    If the theme comes with adsense code already included keep in mind that it’s not going to bring you any income if you don’t change the publisher code to your own information. The way this is handled varies from theme to theme. Some themes will have a file that contains only the publisher code so that the code can be change site-wide easily. Also remember that it is against the Adsense terms of service to display more ads from more than one publisher code on the same page so if you plan to insert your own ads in another way you need to be certain you have either change the code in the hard-coded ads to match or to disable the hard-coded ad spots.

  5. Built in RSS Feed Links in the meta data

    I’ve come across several blogs with problems with the RSS links on their sites. Often, the visible links on the site are correct but the link in the meta data is wrong. Since many people will subscribe to a feed in ways that will utilize this meta data URL instead of the visible feed URL on your site it’s important that this be accurate. The code for this is usually located in the header.php file in your theme. and should look something like this:

    <link rel=”alternate” type=”application/rss+xml” title=”<?php bloginfo(‘name’); ?> RSS Feed” href=”<?php bloginfo(‘rss2_url’); ?>” />

    This code pulls the information for the feed URL from WordPress rather than having it hard coded. Much better, in my opinion.

  6. Tag Support

    Tags, not to be confused with categories, are a great way to organize your content in a variety of different ways. They are also very SEO friendly. WordPress 2.3 introduced integrated support for attaching tags to posts. Many older WordPress themes do not have this option integrated.

  7. Gravatar Comment Support

    With version 2.5 of WordPress came integrated support for Gravatars, centrally accessed avatars that can be displayed accross all Gravatar enabled blogs. Being a new addition to the core of WordPress most themes do not have support for this feature built in.

  8. Theme Creators footer links

    It’s important to know how the theme creator has licensed thier work and what they will and will not allow you to do in terms of modifications and link removal. Nearly all free themes will require that the footer credit links be left exactly as they are in the original theme release. This sometimes includes sponsored links. There are two possible locations in the theme files that the licensing information and limitations can usually be found, either in a readme.txt file, or in the first parte of the style.css file. Be sure to review this information so that you will not find yourself in copyright violation with the theme author.

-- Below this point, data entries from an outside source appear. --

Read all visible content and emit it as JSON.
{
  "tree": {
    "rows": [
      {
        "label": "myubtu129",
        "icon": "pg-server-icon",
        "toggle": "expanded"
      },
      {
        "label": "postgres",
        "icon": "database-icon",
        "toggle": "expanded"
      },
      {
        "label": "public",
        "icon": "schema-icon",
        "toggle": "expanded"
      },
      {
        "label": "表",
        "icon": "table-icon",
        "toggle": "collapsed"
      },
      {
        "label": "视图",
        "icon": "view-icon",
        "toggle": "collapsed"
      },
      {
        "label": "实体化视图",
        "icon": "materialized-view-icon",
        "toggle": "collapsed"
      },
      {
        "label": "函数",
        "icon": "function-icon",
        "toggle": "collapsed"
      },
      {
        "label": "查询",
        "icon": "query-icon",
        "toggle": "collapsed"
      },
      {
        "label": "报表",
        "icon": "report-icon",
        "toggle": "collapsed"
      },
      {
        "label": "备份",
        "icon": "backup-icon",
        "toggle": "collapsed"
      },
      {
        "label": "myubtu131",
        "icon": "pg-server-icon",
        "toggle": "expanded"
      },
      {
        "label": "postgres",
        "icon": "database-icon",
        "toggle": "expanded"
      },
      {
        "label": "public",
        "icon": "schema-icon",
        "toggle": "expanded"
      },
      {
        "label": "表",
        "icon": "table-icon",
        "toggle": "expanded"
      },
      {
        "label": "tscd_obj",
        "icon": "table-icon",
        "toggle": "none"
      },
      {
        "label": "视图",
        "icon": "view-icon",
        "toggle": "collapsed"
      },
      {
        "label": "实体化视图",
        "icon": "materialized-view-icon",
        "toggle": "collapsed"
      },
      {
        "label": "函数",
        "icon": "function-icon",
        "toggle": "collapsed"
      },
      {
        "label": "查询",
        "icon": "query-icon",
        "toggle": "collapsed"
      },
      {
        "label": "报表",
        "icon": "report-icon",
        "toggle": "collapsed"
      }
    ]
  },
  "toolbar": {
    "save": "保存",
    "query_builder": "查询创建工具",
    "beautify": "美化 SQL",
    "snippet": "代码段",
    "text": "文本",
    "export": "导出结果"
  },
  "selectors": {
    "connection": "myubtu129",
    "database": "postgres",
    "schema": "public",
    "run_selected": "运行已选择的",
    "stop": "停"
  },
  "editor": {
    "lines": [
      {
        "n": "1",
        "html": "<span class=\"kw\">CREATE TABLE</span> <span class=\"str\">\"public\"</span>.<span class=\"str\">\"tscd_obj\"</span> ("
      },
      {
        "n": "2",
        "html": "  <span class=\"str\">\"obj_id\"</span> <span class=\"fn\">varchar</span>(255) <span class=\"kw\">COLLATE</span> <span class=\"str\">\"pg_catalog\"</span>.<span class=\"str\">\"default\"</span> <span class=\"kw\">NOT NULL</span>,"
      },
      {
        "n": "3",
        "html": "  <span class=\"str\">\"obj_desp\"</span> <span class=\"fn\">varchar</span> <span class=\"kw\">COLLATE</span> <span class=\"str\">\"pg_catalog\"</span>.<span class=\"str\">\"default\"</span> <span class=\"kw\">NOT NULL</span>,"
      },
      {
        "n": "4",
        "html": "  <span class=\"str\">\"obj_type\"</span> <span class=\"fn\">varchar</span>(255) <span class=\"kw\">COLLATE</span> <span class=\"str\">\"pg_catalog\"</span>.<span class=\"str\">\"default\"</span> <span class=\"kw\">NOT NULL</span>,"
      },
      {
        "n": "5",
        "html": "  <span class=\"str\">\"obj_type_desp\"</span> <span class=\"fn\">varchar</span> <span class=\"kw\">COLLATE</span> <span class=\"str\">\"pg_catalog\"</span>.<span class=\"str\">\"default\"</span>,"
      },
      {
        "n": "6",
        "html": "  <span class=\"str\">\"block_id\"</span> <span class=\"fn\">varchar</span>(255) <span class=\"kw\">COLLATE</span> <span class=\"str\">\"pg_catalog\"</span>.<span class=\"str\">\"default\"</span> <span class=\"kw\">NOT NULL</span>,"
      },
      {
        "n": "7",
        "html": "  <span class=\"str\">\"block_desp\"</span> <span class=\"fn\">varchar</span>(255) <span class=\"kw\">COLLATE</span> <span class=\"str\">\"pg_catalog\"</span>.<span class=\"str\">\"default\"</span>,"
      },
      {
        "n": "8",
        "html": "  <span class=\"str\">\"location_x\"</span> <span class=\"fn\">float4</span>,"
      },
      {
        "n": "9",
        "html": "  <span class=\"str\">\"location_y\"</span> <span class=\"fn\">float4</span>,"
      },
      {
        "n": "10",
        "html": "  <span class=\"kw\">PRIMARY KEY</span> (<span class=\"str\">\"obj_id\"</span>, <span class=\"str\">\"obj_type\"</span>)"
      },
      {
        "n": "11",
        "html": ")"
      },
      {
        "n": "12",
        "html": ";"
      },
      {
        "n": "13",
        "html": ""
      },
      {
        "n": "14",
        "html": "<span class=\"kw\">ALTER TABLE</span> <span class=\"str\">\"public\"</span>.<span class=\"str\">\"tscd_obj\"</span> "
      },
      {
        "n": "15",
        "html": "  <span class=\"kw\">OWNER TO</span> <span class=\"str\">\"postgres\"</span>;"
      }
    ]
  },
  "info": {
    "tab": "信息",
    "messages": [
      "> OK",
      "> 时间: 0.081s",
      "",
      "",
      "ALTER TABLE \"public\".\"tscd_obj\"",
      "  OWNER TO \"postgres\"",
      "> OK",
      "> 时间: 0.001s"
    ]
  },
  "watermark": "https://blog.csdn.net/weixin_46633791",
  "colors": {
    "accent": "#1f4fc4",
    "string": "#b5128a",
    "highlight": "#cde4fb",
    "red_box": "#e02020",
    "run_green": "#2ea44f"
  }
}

  9. Funny business in the code

    Most theme authors are honest people sharing their work either for publicity or simply out of generosity. It is always a good idea, though, to check through the code of each file in the theme to catch any potential spam that might be hidden in the code. It probably won’t display on your site but the code could be lurking in the corners. If such code does exist on your site you could, quickly, find yourself banned from search engine results.